"It's important that you have people in the organization with energy and leadership qualities and that you look for projects the local community can identify with. Once people see it as something close to their lives, you'll be surprised at the support you'll receive."
Southern Carleton Elementary School
Within the past couple of years, teachers and students have identified and labeled trees and understorey plants. And the forest now contains a classroom with log seating, low-impact trails and a handicapped accessible path.
The Russell Wallace Forest, named after Grant's uncle who owned the property for 60 years, "is a wonderful gift," says Joan Sheen, Southern Carleton's principal.
Other schools now use seasonal kits developed by the school's teachers and tied to the science curriculum. Lesson plans include surveying or researching animals that live or would live in a hardwood forest such as the spotted salamander or great horned owl, and participating in the National Aububon Society's Annual Christmas Bird Count.
"Our students are learning the importance of preserving our natural resources," Sheen says. "The best part is knowing that the forest is here to stay."
Coastal Conservation Association of Maine
CCA has recently asked the State of Maine to close the inshore fishery for Atlantic halibut, whose stocks are severely depleted. The association also works with state agencies to provide access for boat launches, parking, shore access and hand-carry boat access. Keliher says the group has always worked closely with government organizations to develop constructive solutions.
One of Pendleton's proudest achievements came in 1999, when NAMA helped develop a plan allowing fishermen to receive federal disaster relief money, in exchange for assistance in fishery-related research. "Real people who were affected by the closures developed this plan," he says. "They did not want a welfare check so they asked for an investment. For every day they were compensated for lost fishing opportunities, they in turn, would give a day of research."
NAMA also offers a "for hire" service, that links researchers with fishermen and their vessels. Ask Pendleton if tensions between fishermen and scientists have eased in recent years and he gives a "tentative yes." Scientists, he says, "need to continue to open up, and fishermen need to be more professional." He adds that more scientists are integrating fishermen's know-how with scientific methods. "The future looks bright," Pendleton says.
To ease some of the pressures of residential development in his area, Lind also encourages new homeowners to use ecologically advanced septic systems that generate bacteria to break down harmful nitrates. Lind educates civic groups and school children about the impact of fertilizers and pesticides on wells and salt marshes, and urges them, to "adapt to the environment instead of trying to control it." Lind also runs a seeding program for the town to boost recreational and commercial shellfishing.
Described as easy-going and determined, Lind has earned respect from nearby towns, state agencies and local citizens. His formula for getting things done is at the core of a life-long philosophy: "The world is a compromise," he says, "You can catch more flies with honey, than you can with vinegar."
Maria Van Dusen

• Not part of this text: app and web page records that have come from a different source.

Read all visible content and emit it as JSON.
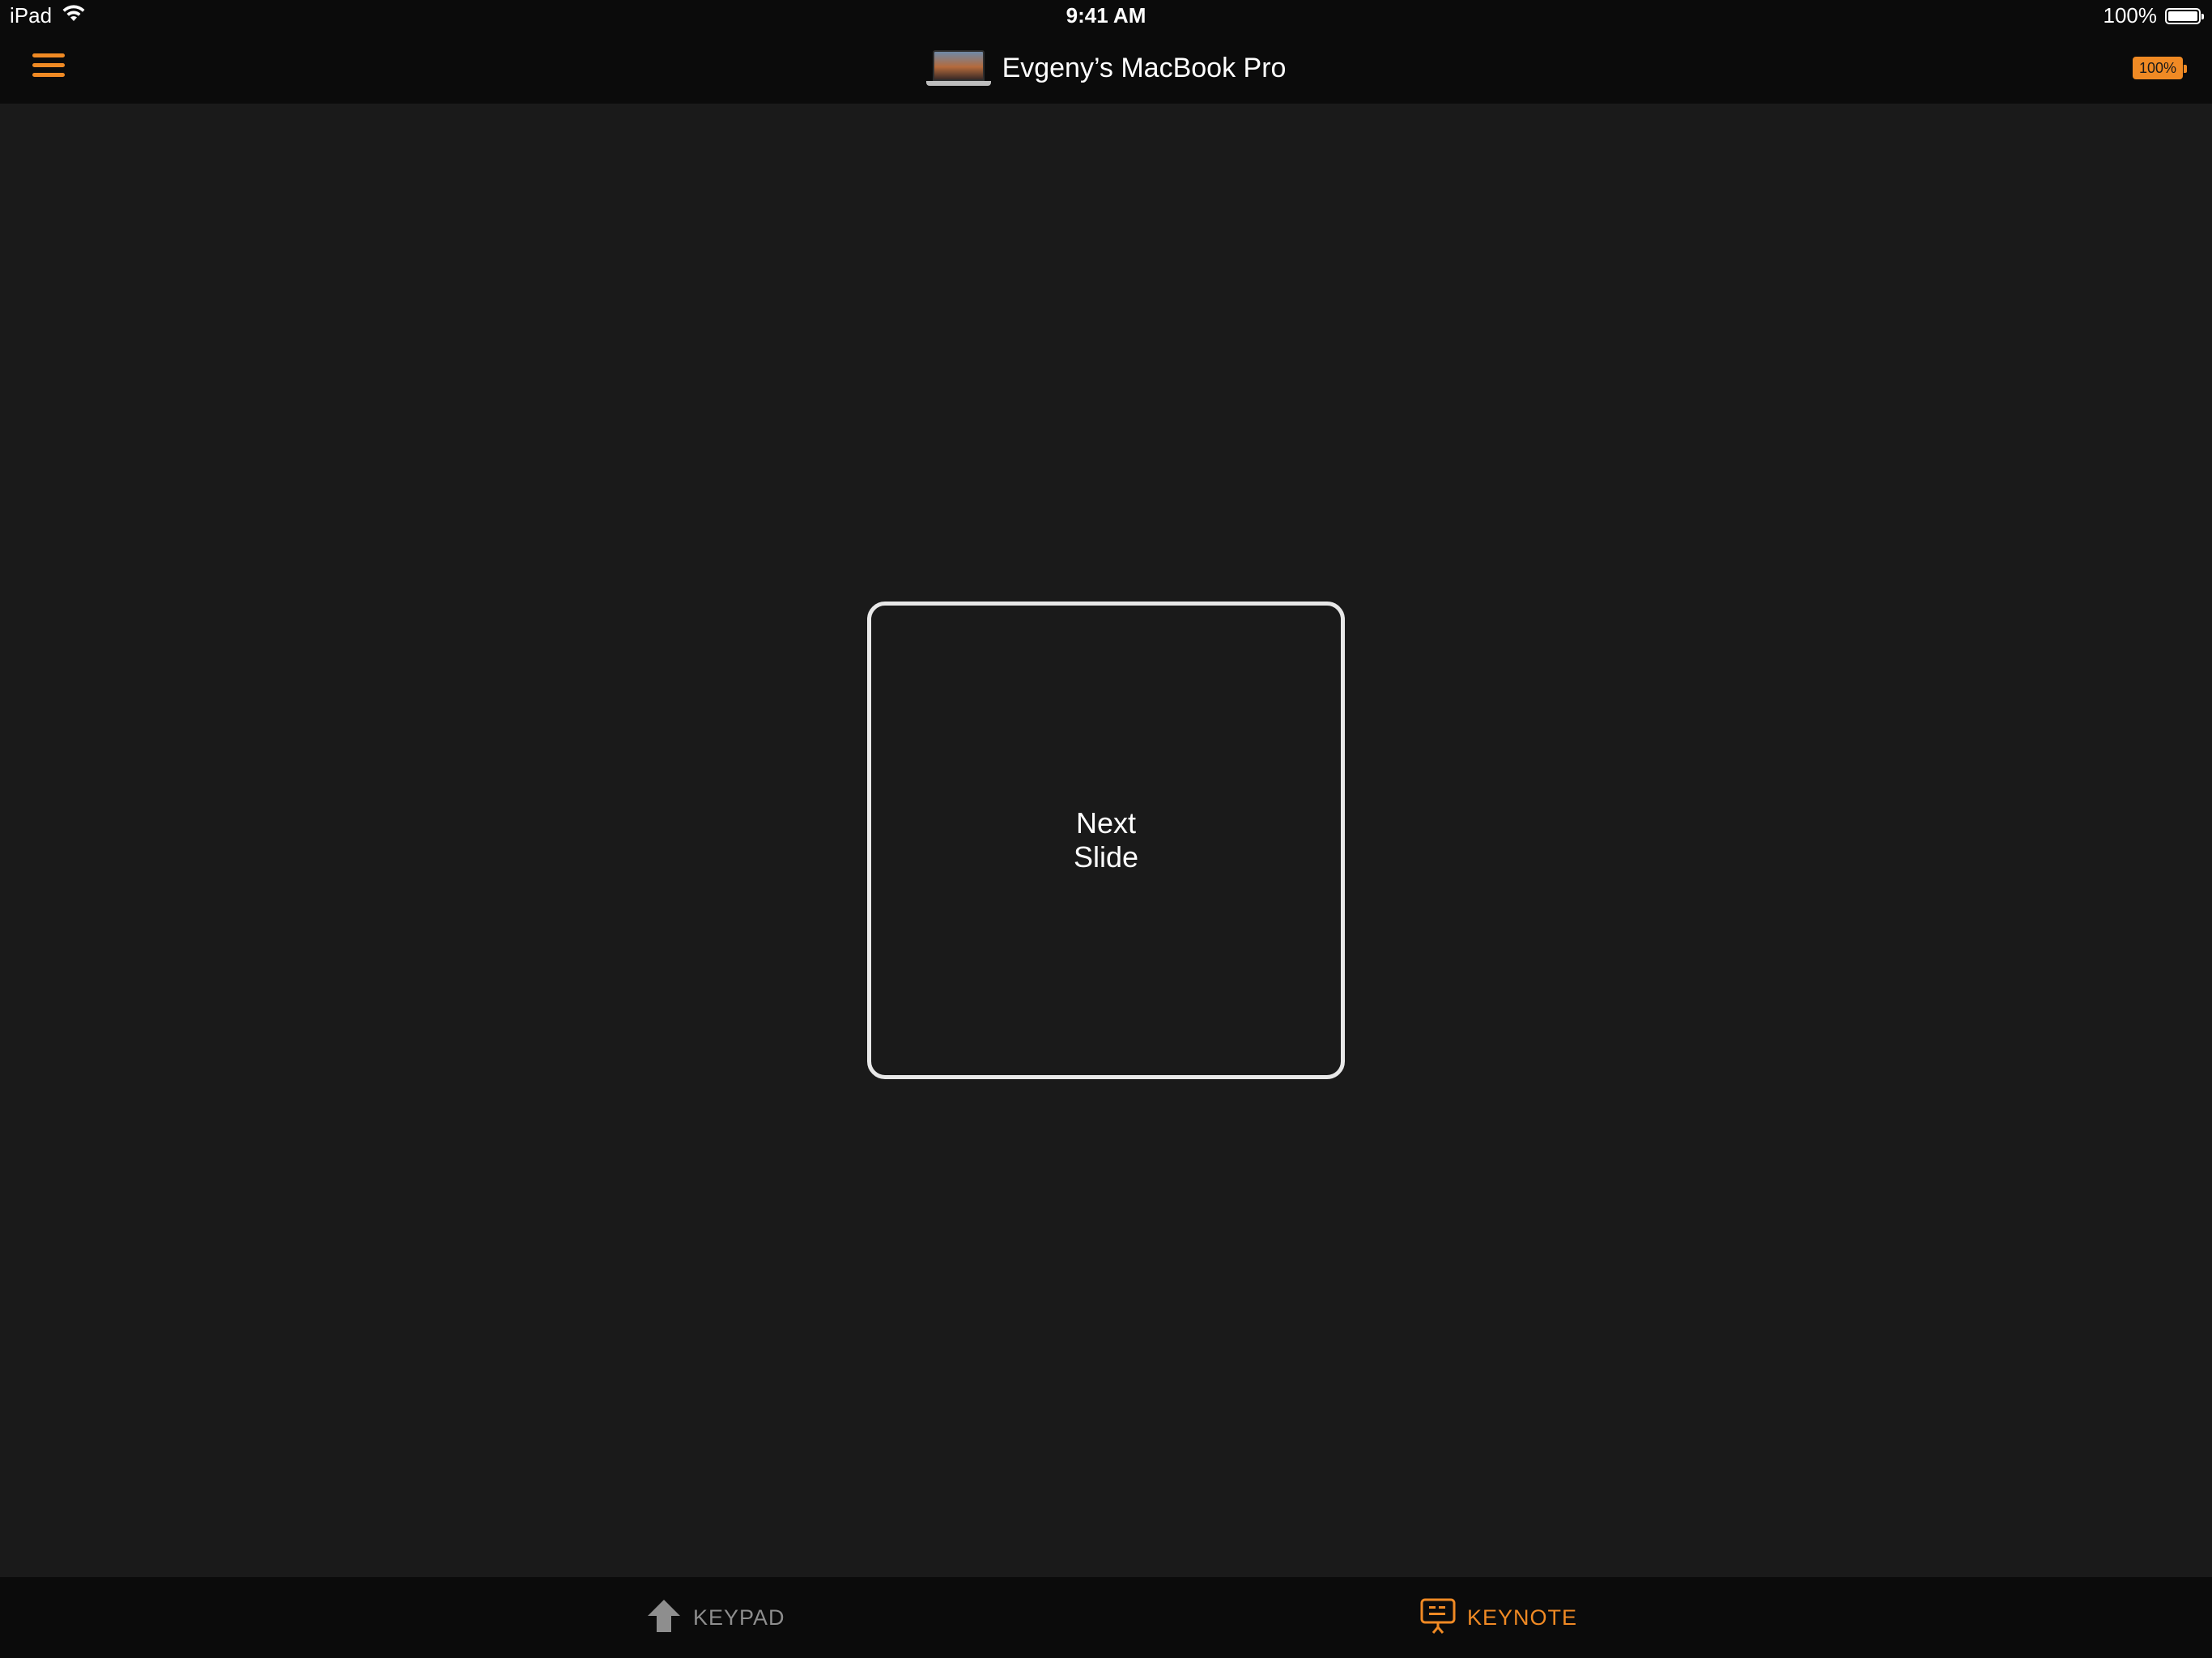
{
  "status_bar": {
    "device": "iPad",
    "time": "9:41 AM",
    "battery_percent": "100%"
  },
  "nav_bar": {
    "title": "Evgeny’s MacBook Pro",
    "battery_badge": "100%",
    "accent_color": "#f08a24"
  },
  "main": {
    "next_slide_line1": "Next",
    "next_slide_line2": "Slide"
  },
  "tab_bar": {
    "tabs": [
      {
        "label": "KEYPAD",
        "icon": "arrow-up-icon",
        "selected": false
      },
      {
        "label": "KEYNOTE",
        "icon": "presentation-icon",
        "selected": true
      }
    ]
  },
  "colors": {
    "background": "#1a1a1a",
    "bar_background": "#0b0b0b",
    "accent": "#f08a24",
    "inactive_tab": "#8e8e8e"
  }
}
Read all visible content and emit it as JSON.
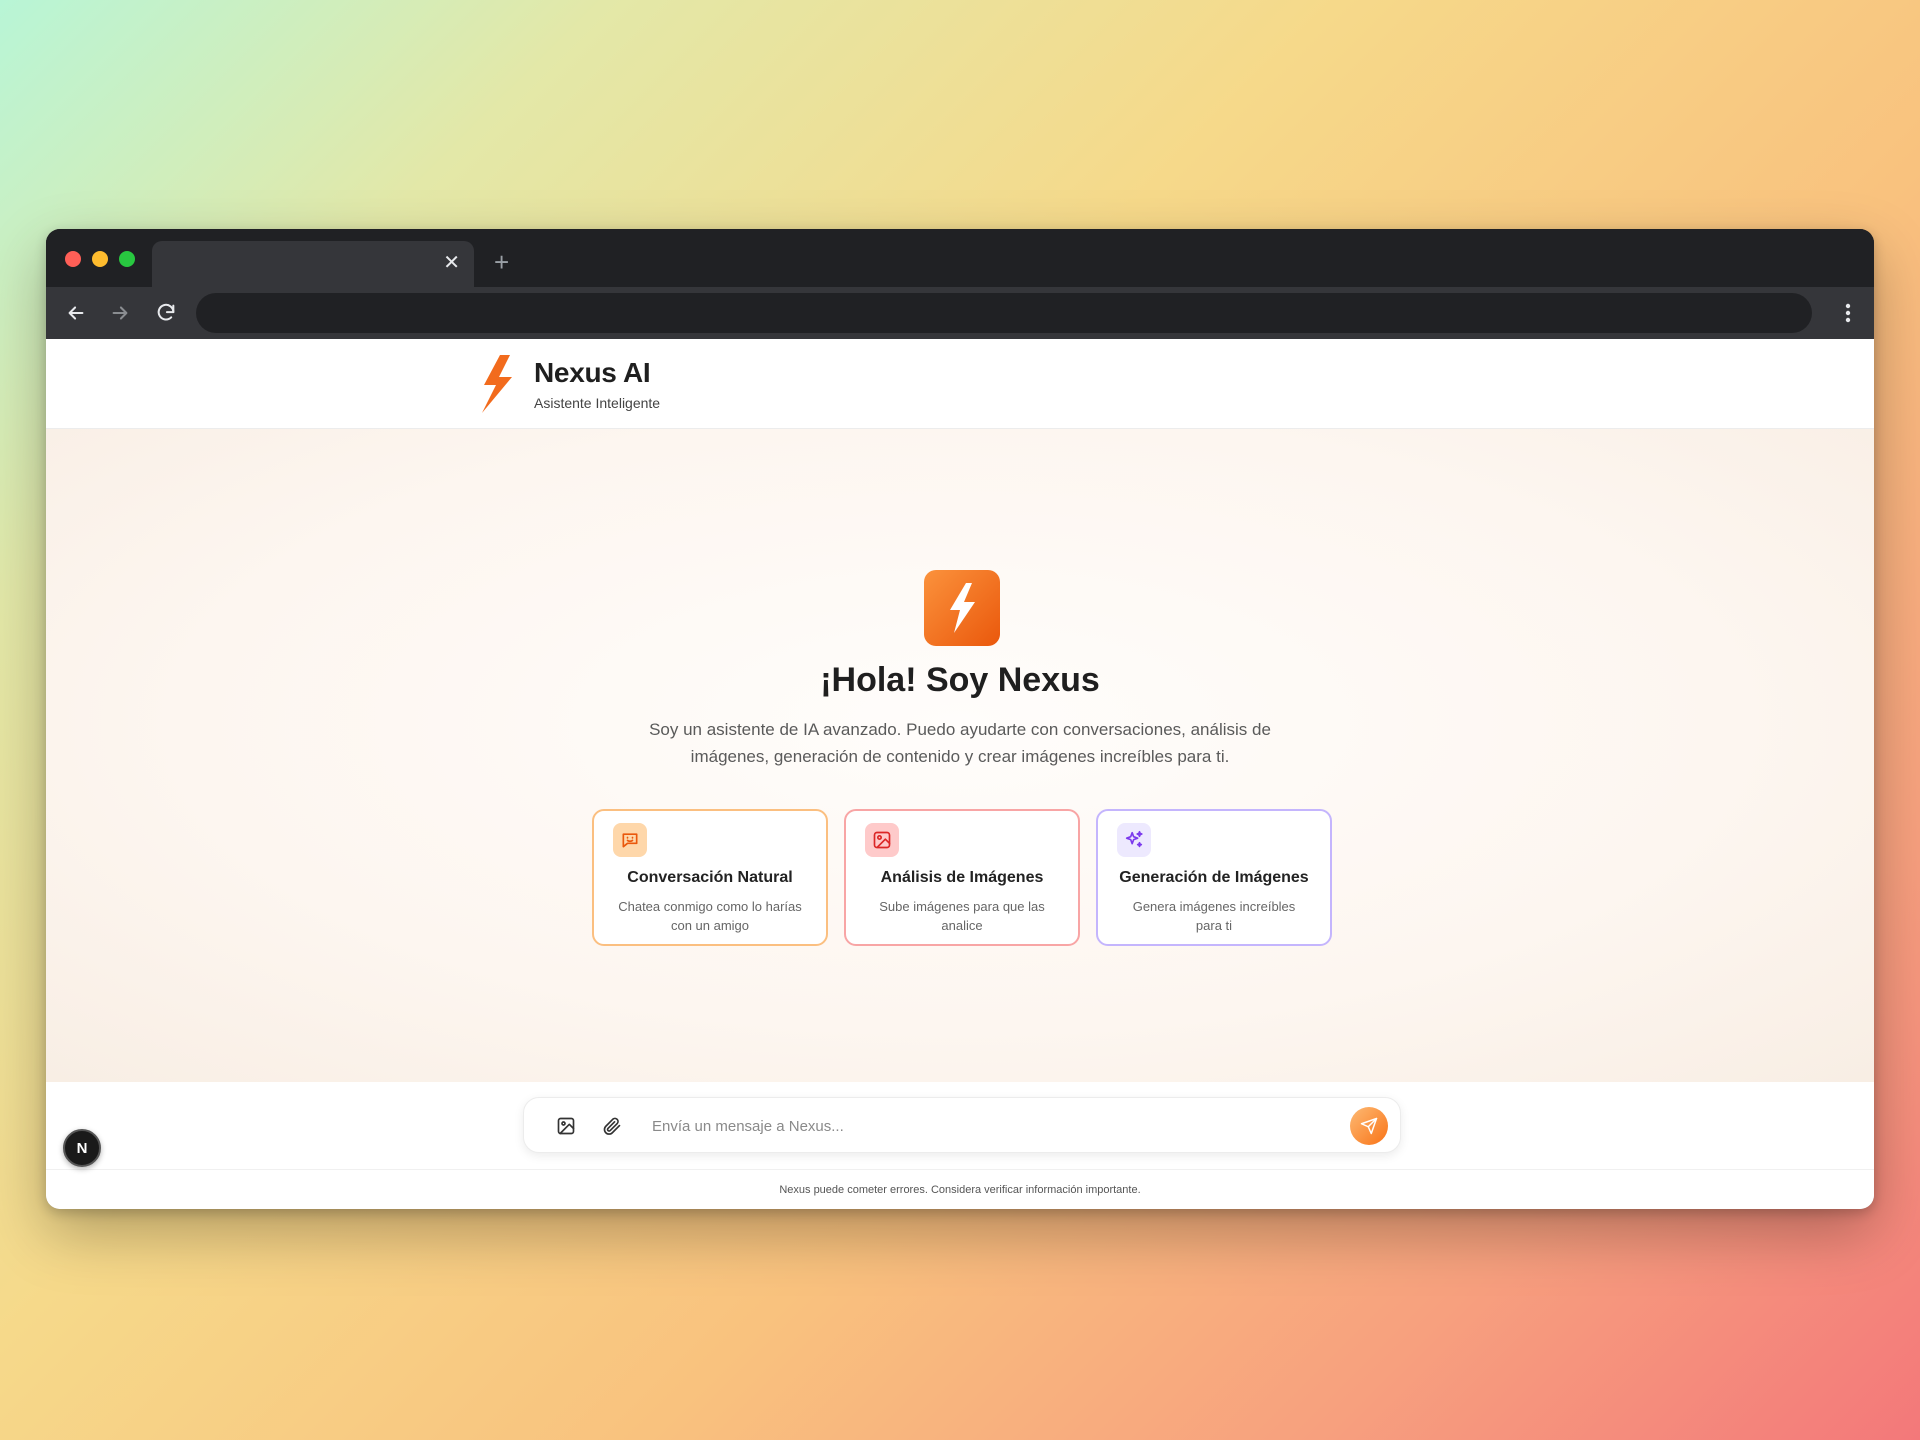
{
  "browser": {
    "tab_close": "✕",
    "new_tab": "+"
  },
  "app": {
    "name": "Nexus AI",
    "tagline": "Asistente Inteligente",
    "brand_color": "#f97316"
  },
  "hero": {
    "title": "¡Hola! Soy Nexus",
    "description": "Soy un asistente de IA avanzado. Puedo ayudarte con conversaciones, análisis de imágenes, generación de contenido y crear imágenes increíbles para ti."
  },
  "features": [
    {
      "icon": "chat-bubble-icon",
      "title": "Conversación Natural",
      "description": "Chatea conmigo como lo harías con un amigo",
      "accent": "#fbbf80"
    },
    {
      "icon": "image-icon",
      "title": "Análisis de Imágenes",
      "description": "Sube imágenes para que las analice",
      "accent": "#f8a5a5"
    },
    {
      "icon": "sparkles-icon",
      "title": "Generación de Imágenes",
      "description": "Genera imágenes increíbles para ti",
      "accent": "#c4b5fd"
    }
  ],
  "composer": {
    "placeholder": "Envía un mensaje a Nexus..."
  },
  "footer": {
    "disclaimer": "Nexus puede cometer errores. Considera verificar información importante."
  },
  "badge": {
    "letter": "N"
  }
}
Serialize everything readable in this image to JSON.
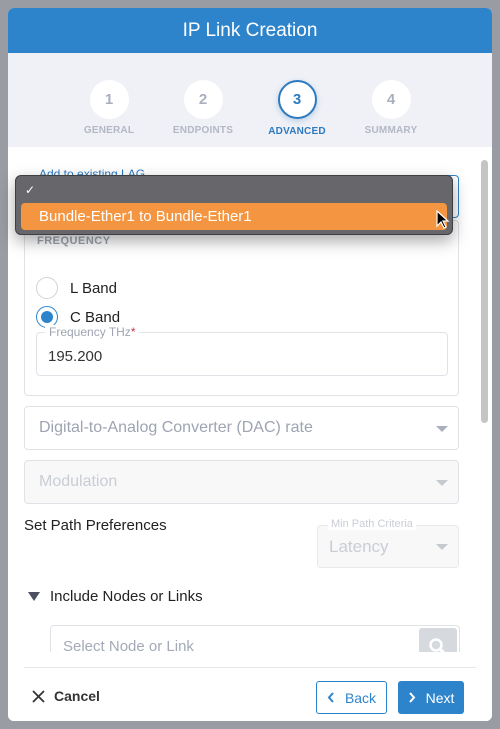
{
  "modal": {
    "title": "IP Link Creation"
  },
  "stepper": {
    "steps": [
      {
        "number": "1",
        "label": "GENERAL",
        "active": false
      },
      {
        "number": "2",
        "label": "ENDPOINTS",
        "active": false
      },
      {
        "number": "3",
        "label": "ADVANCED",
        "active": true
      },
      {
        "number": "4",
        "label": "SUMMARY",
        "active": false
      }
    ]
  },
  "form": {
    "lag": {
      "label": "Add to existing LAG",
      "dropdown_open": true,
      "options": [
        {
          "label": "",
          "checked": true
        },
        {
          "label": "Bundle-Ether1 to Bundle-Ether1",
          "highlighted": true
        }
      ]
    },
    "frequency": {
      "title": "FREQUENCY",
      "radios": [
        {
          "label": "L Band",
          "checked": false
        },
        {
          "label": "C Band",
          "checked": true
        }
      ],
      "input_label": "Frequency THz",
      "required_mark": "*",
      "input_value": "195.200"
    },
    "dac_rate": {
      "placeholder": "Digital-to-Analog Converter (DAC) rate"
    },
    "modulation": {
      "placeholder": "Modulation",
      "disabled": true
    },
    "path_preferences": {
      "title": "Set Path Preferences",
      "min_path_label": "Min Path Criteria",
      "min_path_value": "Latency"
    },
    "include": {
      "label": "Include Nodes or Links",
      "search_placeholder": "Select Node or Link"
    }
  },
  "footer": {
    "cancel_label": "Cancel",
    "back_label": "Back",
    "next_label": "Next"
  },
  "colors": {
    "primary": "#2e84cb",
    "highlight": "#f49641",
    "required": "#d0304a"
  }
}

Five years ago, she started the Urban Rivers Programs to restore degraded habitats and anadromous fish runs in urban areas. Another project, the Fishway Stewardship Program, assists citizens in evaluating the condition of fishways and prepares a joint action plan with the Division of Marine Fisheries to keep the fishways clear of debris.
Van Dusen, who retired in October, says when she first began her work with Riverways, she had little scientific background. "I relied on so many people for their expertise," she says. "In turn, I tried to be a link for them by being a motivator and making things happen."
To nominate a candidate for a 2001-2002 Visionary Award or Art Longard Award, visit the Council's Web page at
www.gulfofmaine.org, see the listing
included on the back page of every issue of the Gulf of Maine Times, contact Laura Marron at firstname.lastname@example.org or call (603) 271-8866.